Zamora cited the federal Food, Drug and Cosmetics Act, which says that restricted drugs “shall be dispensed only . . .
New Mexicans shopping on Amazon.com will soon find a state tax added to their bill. State officials said Monday the giant online retailer will begin collecting gross receipts taxes on purchases shipped to the Land of Enchantment beginning in April, a move that may not thrill shoppers but will likely hearten legislators looking to boost revenue amid a budget crisis and please small businesses frustrated with competing against internet companies that do not charge New Mexico taxes. “It will give much needed revenue to the state and it will allow local retailers to compete fairly,” said Simon Brackley, president of the Santa Fe Chamber of Commerce. The announcement that Amazon would start collecting New Mexico taxes comes as the state Legislature is considering legislation that would require major internet companies to charge gross receipts taxes on purchases shipped into the state. Amazon is expected to pay the base state gross receipts tax of about 5 percent.
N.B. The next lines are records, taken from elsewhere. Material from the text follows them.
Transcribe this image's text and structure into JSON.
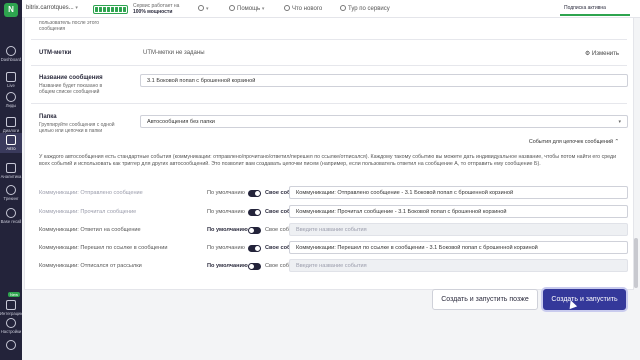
{
  "sidebar": {
    "items": [
      {
        "label": "Dashboard"
      },
      {
        "label": "Live"
      },
      {
        "label": "Лиды"
      },
      {
        "label": "Диалоги"
      },
      {
        "label": "Авто"
      },
      {
        "label": "Аналитика"
      },
      {
        "label": "Трекинг"
      },
      {
        "label": "Base recall"
      },
      {
        "label": "Интеграции"
      },
      {
        "label": "Настройки"
      }
    ],
    "new_badge": "New",
    "logo_text": "N"
  },
  "topbar": {
    "project": "bitrix.carrotques...",
    "project_arrow": "▾",
    "status_line1": "Сервис работает на",
    "status_line2": "100% мощности",
    "help": "Помощь",
    "help_arrow": "▾",
    "whats_new": "Что нового",
    "tour": "Тур по сервису",
    "subscription": "Подписка активна"
  },
  "form": {
    "top_hint_1": "пользователь после этого",
    "top_hint_2": "сообщения",
    "utm_label": "UTM-метки",
    "utm_value": "UTM-метки не заданы",
    "utm_edit": "⚙ Изменить",
    "name_label": "Название сообщения",
    "name_hint_1": "Название будет показано в",
    "name_hint_2": "общем списке сообщений",
    "name_value": "3.1 Боковой попап с брошенной корзиной",
    "folder_label": "Папка",
    "folder_hint_1": "Группируйте сообщения с одной",
    "folder_hint_2": "целью или цепочки в папки",
    "folder_value": "Автосообщения без папки",
    "folder_arrow": "▾",
    "chain_events": "События для цепочек сообщений ⌃",
    "note": "У каждого автосообщения есть стандартные события (коммуникации: отправлено/прочитано/ответил/перешел по ссылке/отписался). Каждому такому событию вы можете дать индивидуальное название, чтобы потом найти его среди всех событий и использовать как триггер для других автосообщений. Это позволит вам создавать цепочки писем (например, если пользователь ответил на сообщение А, то отправить ему сообщение Б)."
  },
  "events": [
    {
      "name": "Коммуникации: Отправлено сообщение",
      "default": "По умолчанию",
      "custom": "Свое событие",
      "value": "Коммуникации: Отправлено сообщение - 3.1 Боковой попап с брошенной корзиной",
      "placeholder": ""
    },
    {
      "name": "Коммуникации: Прочитал сообщение",
      "default": "По умолчанию",
      "custom": "Свое событие",
      "value": "Коммуникации: Прочитал сообщение - 3.1 Боковой попап с брошенной корзиной",
      "placeholder": ""
    },
    {
      "name": "Коммуникации: Ответил на сообщение",
      "default": "По умолчанию",
      "custom": "Свое событие",
      "value": "",
      "placeholder": "Введите название события"
    },
    {
      "name": "Коммуникации: Перешел по ссылке в сообщении",
      "default": "По умолчанию",
      "custom": "Свое событие",
      "value": "Коммуникации: Перешел по ссылке в сообщении - 3.1 Боковой попап с брошенной корзиной",
      "placeholder": ""
    },
    {
      "name": "Коммуникации: Отписался от рассылки",
      "default": "По умолчанию",
      "custom": "Свое событие",
      "value": "",
      "placeholder": "Введите название события"
    }
  ],
  "actions": {
    "create_and_start_later": "Создать и запустить позже",
    "create_and_start": "Создать и запустить"
  },
  "colors": {
    "accent": "#34389a",
    "sidebar": "#23233a",
    "status_green": "#2ea44f"
  }
}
Two Democrats joined with Republicans to kill a bill that would have automatically registered all eligible adults as voters when they obtain a New Mexico driver’s license. Rep. Debbie Rodella, D-Española, questioned whether the bill was necessary when the Motor Vehicle Division can already offer eligible adults the chance to register to vote. Republicans on Thursday evening moved to table the bill in the House Local Government, Elections, Land Grants and Cultural Affairs Committee. Rodella and a newly elected Democrat, Rep. Daymon Ely of Corrales, sided with Republicans to stop the proposal on a 5-2 vote. Update: Later in the week the the committee heard the bill again and, after amending it, passed it.
Republicans and Democrats joined together Friday to advance a bill that would allow cities and counties in cash-strapped New Mexico to find out if voters are willing to pay more at the gas pump in order to support better roads and bridges. Lawmakers have had difficulty finding agreement on any tax issue the past two years, but HB 63 seems headed toward approval. The House Taxation and Revenue Committee gave it a unanimous thumbs up. Under the proposal, voters could impose a local-option tax on gasoline and diesel fuel sales to residents and visitors alike to fund road work. Sponsored by Reps.
Media coverage of planned tax legislation has so far focused on one hot-button topic of the proposal—reinstating a state tax on food. Santa Fe Archbishop John C. Wester and advocacy groups like New Mexico Voices for Children have vocally opposed the idea. But the two state representatives behind the proposal have not actually filed any legislation on the matter for the session that begins in January. Legislators could begin introducing bills on Dec. 15.